---------- Extracted data ----------

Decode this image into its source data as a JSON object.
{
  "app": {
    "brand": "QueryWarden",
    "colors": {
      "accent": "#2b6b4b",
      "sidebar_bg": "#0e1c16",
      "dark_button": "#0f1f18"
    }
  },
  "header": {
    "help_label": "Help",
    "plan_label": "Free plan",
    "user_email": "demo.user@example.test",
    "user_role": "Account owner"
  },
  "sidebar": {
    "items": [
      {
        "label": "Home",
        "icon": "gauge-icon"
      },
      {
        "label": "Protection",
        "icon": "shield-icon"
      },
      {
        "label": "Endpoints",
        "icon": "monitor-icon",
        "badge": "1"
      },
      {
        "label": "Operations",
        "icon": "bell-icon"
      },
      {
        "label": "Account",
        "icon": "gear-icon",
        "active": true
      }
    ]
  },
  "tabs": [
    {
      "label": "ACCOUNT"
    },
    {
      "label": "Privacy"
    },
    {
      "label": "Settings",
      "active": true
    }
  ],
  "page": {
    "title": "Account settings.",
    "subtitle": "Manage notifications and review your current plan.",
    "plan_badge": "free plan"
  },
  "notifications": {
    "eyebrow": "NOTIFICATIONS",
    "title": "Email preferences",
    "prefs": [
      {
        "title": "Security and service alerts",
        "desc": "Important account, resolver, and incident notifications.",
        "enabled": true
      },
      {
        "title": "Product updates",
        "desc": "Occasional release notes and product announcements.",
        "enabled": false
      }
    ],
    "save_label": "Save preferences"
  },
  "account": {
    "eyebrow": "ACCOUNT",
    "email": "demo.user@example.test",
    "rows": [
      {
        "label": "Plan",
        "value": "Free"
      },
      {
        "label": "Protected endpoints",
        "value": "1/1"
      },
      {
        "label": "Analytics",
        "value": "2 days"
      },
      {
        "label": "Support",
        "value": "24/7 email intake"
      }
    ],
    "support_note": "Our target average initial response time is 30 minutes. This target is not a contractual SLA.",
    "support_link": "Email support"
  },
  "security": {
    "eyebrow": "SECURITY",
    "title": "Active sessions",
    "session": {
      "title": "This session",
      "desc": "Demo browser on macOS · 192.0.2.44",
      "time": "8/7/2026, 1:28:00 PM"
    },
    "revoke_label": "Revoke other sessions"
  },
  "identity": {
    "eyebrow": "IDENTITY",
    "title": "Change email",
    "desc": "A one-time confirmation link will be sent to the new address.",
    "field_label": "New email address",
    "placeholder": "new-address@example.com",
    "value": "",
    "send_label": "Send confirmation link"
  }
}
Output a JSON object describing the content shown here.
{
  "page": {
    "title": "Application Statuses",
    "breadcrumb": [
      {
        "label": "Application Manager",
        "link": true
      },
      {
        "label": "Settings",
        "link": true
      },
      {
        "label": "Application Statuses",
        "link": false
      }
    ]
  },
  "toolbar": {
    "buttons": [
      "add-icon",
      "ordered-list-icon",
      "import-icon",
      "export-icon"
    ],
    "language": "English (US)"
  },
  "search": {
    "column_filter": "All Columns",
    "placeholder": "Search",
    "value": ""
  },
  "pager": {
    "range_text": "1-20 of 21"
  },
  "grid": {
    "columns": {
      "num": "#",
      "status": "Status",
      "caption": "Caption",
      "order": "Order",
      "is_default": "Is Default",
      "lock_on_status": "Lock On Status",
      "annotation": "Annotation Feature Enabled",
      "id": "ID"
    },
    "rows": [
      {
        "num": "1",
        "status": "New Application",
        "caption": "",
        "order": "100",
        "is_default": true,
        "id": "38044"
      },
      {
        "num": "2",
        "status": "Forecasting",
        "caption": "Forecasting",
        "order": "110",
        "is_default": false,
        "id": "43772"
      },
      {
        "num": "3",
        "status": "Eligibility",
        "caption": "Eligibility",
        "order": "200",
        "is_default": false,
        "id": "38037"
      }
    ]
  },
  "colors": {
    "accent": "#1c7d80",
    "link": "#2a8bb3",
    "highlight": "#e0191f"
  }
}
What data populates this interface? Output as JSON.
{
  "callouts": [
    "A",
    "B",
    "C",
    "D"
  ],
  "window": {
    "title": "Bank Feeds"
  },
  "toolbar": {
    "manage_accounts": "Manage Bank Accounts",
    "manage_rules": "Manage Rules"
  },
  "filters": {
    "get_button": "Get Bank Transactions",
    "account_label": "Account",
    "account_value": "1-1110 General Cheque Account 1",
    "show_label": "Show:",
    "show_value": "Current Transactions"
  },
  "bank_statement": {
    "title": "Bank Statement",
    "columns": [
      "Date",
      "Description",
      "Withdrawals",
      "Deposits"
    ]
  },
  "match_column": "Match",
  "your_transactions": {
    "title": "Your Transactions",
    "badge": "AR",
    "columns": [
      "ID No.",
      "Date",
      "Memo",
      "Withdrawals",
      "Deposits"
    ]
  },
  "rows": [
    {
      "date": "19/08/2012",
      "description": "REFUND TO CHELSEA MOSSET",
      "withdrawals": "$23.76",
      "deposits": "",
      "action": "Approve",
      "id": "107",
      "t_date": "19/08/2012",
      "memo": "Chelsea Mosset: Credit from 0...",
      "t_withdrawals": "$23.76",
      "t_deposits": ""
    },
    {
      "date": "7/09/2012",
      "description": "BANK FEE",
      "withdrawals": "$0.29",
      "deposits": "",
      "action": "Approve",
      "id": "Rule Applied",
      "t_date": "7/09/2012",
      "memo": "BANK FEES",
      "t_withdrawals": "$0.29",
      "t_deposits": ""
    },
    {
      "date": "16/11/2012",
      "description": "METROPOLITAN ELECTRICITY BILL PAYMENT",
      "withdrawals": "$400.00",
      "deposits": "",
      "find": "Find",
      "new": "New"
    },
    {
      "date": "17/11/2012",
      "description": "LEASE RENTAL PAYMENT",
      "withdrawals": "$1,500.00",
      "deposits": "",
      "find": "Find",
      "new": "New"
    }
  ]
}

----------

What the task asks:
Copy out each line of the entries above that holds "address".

Response to the exercise:
    "desc": "A one-time confirmation link will be sent to the new address.",
    "field_label": "New email address",
    "placeholder": "new-address@example.com",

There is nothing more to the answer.